- Given entries
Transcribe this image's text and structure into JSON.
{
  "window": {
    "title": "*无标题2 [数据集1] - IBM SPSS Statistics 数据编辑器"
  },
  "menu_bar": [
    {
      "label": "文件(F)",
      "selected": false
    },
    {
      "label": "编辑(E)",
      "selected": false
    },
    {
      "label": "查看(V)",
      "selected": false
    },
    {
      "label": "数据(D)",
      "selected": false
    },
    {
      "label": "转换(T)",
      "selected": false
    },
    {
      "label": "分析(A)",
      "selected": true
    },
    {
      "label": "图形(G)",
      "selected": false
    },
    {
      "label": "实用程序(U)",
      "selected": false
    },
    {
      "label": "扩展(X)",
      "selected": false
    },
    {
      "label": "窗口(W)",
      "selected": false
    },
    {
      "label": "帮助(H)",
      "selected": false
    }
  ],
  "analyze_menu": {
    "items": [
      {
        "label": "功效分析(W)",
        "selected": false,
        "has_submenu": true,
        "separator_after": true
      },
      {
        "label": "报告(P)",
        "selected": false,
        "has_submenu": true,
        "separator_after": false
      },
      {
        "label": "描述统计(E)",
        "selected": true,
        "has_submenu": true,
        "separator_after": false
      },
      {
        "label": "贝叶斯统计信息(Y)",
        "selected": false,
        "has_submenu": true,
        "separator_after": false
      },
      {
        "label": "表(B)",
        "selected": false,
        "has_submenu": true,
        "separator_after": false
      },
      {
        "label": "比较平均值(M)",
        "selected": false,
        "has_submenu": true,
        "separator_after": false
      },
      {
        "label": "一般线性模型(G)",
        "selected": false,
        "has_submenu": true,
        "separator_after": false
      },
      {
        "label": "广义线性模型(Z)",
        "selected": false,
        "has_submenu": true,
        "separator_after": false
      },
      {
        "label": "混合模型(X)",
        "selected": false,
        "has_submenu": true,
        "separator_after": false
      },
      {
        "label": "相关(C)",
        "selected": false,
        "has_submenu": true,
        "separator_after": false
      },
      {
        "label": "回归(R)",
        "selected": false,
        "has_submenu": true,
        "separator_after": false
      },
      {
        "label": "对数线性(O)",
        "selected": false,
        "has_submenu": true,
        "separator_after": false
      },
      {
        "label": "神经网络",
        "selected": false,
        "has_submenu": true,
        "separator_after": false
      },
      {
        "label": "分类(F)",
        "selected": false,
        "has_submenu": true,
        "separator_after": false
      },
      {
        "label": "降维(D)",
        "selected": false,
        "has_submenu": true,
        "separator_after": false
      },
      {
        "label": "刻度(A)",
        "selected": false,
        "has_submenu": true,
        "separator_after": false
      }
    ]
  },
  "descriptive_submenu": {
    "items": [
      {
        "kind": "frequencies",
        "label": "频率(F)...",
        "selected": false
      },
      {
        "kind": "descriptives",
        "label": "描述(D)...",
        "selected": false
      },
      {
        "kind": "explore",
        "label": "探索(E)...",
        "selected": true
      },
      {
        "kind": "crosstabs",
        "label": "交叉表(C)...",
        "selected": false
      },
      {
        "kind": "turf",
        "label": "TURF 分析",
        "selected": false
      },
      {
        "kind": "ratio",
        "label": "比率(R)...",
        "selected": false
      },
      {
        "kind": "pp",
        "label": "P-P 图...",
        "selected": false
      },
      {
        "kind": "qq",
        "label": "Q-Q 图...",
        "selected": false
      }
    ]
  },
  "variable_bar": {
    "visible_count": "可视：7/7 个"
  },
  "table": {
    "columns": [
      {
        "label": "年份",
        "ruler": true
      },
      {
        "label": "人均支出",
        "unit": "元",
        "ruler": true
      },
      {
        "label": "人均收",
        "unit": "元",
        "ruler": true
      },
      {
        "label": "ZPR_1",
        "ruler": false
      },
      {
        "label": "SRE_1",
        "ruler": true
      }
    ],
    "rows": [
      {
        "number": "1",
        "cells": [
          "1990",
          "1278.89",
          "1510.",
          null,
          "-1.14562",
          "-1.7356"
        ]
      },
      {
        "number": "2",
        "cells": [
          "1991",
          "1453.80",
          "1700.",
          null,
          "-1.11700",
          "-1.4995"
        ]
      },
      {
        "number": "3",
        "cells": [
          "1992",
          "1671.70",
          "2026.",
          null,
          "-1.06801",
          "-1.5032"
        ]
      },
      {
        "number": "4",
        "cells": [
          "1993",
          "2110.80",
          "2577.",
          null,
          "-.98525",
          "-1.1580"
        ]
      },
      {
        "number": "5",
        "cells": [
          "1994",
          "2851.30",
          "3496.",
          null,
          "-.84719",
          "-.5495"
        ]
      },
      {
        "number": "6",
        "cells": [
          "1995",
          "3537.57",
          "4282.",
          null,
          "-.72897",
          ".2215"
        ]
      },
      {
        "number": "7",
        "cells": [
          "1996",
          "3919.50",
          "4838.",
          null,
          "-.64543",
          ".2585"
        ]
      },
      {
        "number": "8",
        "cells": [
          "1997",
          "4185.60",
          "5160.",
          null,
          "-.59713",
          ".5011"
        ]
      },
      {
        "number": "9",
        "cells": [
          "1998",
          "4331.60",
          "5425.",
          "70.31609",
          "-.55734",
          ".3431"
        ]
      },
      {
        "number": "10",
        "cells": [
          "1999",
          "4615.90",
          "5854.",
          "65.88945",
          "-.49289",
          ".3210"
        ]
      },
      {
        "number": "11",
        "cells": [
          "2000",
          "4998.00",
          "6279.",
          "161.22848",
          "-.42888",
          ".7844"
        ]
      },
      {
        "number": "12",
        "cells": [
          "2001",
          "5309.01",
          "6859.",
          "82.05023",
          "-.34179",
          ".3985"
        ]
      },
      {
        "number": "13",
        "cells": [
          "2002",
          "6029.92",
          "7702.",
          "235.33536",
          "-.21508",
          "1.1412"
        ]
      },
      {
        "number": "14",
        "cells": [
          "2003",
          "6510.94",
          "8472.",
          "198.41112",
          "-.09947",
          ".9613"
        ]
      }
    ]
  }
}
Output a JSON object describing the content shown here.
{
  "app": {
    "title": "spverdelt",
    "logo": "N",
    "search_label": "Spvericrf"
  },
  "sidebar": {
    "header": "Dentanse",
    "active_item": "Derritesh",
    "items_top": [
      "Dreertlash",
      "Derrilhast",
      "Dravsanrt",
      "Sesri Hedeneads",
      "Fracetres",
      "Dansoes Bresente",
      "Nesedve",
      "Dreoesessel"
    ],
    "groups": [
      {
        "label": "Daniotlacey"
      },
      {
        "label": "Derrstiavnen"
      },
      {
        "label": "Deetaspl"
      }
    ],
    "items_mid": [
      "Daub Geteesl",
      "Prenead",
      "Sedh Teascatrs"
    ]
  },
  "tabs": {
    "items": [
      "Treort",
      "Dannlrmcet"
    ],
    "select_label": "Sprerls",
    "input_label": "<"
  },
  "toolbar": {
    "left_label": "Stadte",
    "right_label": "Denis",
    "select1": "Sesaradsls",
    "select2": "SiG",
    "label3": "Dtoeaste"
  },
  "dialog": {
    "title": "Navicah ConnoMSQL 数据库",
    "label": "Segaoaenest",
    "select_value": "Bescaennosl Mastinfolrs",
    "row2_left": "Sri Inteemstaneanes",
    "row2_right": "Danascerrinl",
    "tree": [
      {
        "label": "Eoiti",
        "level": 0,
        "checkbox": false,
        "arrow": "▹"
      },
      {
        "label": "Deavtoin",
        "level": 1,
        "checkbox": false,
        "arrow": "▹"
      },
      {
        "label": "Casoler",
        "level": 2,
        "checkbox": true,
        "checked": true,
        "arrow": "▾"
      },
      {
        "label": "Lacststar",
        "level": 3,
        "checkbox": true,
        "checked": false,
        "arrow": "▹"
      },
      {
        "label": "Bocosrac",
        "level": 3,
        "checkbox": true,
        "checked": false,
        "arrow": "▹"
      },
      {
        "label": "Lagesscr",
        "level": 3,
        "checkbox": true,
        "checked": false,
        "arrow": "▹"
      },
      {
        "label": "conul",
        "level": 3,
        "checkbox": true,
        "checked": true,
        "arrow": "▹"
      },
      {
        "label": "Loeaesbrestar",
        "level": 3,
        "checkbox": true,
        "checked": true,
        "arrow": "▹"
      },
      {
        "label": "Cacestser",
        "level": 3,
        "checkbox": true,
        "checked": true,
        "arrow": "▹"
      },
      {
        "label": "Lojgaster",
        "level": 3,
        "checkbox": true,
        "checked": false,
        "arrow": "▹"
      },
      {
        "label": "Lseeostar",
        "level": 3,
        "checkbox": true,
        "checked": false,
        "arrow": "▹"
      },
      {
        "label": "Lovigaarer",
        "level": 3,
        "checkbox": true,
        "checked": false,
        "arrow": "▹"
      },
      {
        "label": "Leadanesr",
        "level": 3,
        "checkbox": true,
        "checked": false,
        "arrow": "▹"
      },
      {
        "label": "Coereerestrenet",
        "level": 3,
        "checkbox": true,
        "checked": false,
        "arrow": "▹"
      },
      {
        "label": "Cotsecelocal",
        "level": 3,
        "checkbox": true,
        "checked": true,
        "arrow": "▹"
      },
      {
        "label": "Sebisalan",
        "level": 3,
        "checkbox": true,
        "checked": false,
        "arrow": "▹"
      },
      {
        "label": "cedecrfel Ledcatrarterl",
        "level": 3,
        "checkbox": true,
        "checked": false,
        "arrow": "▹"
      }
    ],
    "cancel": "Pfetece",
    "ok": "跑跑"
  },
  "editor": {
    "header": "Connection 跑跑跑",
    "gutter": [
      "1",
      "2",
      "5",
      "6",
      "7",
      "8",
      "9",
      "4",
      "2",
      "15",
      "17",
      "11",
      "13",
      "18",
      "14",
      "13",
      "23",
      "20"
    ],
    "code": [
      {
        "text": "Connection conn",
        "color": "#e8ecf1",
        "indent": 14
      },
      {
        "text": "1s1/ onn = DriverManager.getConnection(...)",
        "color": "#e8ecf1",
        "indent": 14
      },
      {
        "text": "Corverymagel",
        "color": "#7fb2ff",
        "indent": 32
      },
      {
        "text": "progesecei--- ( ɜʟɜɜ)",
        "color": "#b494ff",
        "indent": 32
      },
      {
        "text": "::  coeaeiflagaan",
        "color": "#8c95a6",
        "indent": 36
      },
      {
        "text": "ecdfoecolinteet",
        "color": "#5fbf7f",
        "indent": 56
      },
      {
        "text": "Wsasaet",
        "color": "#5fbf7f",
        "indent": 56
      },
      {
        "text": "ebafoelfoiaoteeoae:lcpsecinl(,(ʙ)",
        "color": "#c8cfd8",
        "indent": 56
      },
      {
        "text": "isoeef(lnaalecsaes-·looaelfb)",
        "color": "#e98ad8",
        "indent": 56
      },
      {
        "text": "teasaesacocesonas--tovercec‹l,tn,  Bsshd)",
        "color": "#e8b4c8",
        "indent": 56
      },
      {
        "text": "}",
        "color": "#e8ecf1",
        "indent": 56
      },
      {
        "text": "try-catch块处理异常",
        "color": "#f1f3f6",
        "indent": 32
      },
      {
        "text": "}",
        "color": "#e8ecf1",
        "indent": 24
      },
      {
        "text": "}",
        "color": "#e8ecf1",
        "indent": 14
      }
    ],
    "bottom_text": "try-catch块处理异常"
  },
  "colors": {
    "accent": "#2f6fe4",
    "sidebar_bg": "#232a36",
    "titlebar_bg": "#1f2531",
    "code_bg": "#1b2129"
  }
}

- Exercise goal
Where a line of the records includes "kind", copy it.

- Task answer
        "kind": "frequencies",
        "kind": "descriptives",
        "kind": "explore",
        "kind": "crosstabs",
        "kind": "turf",
        "kind": "ratio",
        "kind": "pp",
        "kind": "qq",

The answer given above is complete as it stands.